### Directions
Would you please copy each line below that includes the string "name"?

### Extracted records
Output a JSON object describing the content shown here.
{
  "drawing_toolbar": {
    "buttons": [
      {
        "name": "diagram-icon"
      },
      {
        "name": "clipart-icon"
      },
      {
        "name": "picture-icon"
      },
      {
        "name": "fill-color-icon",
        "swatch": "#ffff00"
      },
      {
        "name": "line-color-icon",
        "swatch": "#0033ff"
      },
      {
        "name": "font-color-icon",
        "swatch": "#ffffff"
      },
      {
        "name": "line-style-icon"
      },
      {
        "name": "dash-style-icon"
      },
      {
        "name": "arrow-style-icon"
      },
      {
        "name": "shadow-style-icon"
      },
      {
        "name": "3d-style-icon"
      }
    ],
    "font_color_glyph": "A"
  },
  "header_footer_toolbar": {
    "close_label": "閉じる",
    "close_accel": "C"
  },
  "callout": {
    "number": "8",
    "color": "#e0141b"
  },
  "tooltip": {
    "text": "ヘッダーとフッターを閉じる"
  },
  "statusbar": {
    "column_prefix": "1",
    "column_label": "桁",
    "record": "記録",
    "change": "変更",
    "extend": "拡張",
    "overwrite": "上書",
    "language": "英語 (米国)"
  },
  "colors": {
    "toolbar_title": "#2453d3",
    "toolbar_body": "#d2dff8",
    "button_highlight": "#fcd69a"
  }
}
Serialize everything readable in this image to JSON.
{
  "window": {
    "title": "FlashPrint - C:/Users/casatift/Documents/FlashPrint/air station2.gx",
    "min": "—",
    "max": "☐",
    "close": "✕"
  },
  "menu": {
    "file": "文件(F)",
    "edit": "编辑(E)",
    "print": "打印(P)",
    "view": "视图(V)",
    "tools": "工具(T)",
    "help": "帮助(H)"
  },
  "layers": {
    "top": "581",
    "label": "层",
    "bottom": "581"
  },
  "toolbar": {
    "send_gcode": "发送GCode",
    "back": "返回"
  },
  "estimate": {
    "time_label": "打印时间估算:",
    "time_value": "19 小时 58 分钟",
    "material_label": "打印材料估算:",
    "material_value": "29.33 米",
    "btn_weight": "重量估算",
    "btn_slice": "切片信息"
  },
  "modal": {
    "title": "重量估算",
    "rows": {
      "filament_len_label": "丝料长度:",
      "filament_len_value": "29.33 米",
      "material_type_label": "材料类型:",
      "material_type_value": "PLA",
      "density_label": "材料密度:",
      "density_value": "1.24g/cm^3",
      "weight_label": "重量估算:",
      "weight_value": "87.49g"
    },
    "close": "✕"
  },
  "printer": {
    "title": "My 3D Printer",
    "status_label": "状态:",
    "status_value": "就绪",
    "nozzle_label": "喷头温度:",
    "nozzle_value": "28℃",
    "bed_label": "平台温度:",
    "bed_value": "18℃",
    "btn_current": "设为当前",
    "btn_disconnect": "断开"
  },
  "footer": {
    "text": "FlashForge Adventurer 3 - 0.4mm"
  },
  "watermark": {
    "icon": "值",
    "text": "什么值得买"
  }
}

### Problem solution
        "name": "diagram-icon"
        "name": "clipart-icon"
        "name": "picture-icon"
        "name": "fill-color-icon",
        "name": "line-color-icon",
        "name": "font-color-icon",
        "name": "line-style-icon"
        "name": "dash-style-icon"
        "name": "arrow-style-icon"
        "name": "shadow-style-icon"
        "name": "3d-style-icon"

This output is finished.